EXERCISE OBJECTIVE
Search the data for the word "Scene". Reproduce every line where it is found.

DATASET RECORDS section start

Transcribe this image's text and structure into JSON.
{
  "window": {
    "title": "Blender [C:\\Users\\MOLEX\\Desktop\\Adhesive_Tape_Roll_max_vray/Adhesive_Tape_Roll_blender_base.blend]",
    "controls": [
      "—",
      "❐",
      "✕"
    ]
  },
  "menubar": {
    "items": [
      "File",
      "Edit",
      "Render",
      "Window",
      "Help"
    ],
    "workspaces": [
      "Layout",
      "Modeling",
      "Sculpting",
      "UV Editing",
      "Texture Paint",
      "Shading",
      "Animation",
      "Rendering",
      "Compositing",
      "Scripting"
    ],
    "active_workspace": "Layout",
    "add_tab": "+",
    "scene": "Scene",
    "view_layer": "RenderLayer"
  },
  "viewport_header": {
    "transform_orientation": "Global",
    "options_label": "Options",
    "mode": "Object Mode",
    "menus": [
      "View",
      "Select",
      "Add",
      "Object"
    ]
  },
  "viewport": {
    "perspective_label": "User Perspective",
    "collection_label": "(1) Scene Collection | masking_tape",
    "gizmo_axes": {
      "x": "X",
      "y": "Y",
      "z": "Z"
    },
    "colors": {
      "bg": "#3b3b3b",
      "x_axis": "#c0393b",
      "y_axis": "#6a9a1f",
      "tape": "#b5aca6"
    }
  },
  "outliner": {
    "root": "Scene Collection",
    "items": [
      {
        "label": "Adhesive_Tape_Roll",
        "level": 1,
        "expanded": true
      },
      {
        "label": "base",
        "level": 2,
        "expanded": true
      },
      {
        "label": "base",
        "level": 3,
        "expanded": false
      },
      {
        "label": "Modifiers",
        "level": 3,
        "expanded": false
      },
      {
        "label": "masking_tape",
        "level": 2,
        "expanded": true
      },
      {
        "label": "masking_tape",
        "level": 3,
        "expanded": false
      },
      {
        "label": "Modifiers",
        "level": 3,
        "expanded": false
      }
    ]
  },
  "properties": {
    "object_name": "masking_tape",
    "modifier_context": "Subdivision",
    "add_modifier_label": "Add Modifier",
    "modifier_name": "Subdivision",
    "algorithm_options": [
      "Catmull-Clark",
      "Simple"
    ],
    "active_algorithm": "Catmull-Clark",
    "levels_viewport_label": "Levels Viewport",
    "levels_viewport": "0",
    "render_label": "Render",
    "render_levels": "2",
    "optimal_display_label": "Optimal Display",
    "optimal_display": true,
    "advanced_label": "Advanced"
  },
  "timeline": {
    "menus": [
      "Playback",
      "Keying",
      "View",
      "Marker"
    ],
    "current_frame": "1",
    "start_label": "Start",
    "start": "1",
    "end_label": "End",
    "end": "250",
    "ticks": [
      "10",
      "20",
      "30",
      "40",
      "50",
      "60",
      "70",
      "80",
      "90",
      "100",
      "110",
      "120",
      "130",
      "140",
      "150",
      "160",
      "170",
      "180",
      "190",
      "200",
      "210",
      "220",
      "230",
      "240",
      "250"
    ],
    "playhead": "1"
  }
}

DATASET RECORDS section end

EXERCISE RESPONSE
    "scene": "Scene",
    "collection_label": "(1) Scene Collection | masking_tape",
    "root": "Scene Collection",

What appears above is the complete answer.